Isolate every line in the data with the string "text" and copy it.

Records from a data collection:
Content starts

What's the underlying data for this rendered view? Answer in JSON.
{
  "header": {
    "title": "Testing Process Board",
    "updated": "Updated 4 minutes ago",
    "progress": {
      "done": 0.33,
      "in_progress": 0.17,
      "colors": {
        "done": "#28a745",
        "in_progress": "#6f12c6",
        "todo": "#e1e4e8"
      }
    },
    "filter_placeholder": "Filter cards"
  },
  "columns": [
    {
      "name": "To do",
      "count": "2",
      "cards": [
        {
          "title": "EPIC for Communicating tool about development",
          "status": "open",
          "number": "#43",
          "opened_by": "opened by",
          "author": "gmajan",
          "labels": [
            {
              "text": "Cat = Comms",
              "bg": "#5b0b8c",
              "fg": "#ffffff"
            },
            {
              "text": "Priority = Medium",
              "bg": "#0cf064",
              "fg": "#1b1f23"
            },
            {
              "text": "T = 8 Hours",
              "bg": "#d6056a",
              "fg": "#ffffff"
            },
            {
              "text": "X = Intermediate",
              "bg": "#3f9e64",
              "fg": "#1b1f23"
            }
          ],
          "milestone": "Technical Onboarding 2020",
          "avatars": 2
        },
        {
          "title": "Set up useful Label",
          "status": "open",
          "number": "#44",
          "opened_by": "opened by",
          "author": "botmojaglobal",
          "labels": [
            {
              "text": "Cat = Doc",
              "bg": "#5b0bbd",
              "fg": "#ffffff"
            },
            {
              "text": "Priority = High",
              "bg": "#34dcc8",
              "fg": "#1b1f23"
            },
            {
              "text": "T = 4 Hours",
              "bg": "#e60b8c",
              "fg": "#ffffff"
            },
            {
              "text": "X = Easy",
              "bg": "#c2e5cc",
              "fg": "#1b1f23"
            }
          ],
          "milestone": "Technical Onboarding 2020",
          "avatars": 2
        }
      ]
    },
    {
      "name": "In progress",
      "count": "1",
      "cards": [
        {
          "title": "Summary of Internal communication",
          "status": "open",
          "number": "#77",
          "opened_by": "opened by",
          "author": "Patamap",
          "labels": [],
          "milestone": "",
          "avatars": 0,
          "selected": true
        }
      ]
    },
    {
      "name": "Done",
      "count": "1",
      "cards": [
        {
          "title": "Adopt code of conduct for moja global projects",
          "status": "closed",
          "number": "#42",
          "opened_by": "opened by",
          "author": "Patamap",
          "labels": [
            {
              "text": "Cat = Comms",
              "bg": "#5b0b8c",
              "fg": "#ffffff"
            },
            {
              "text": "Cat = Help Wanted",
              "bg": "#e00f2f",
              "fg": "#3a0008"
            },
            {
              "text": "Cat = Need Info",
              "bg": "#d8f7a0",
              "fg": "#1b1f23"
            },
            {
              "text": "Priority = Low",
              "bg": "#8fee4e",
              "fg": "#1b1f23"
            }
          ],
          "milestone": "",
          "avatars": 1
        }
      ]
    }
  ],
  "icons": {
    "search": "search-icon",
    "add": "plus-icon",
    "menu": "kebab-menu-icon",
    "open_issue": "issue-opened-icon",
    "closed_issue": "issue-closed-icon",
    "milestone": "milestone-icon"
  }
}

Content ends

EXERCISE RESPONSE:
              "text": "Cat = Comms",
              "text": "Priority = Medium",
              "text": "T = 8 Hours",
              "text": "X = Intermediate",
              "text": "Cat = Doc",
              "text": "Priority = High",
              "text": "T = 4 Hours",
              "text": "X = Easy",
              "text": "Cat = Comms",
              "text": "Cat = Help Wanted",
              "text": "Cat = Need Info",
              "text": "Priority = Low",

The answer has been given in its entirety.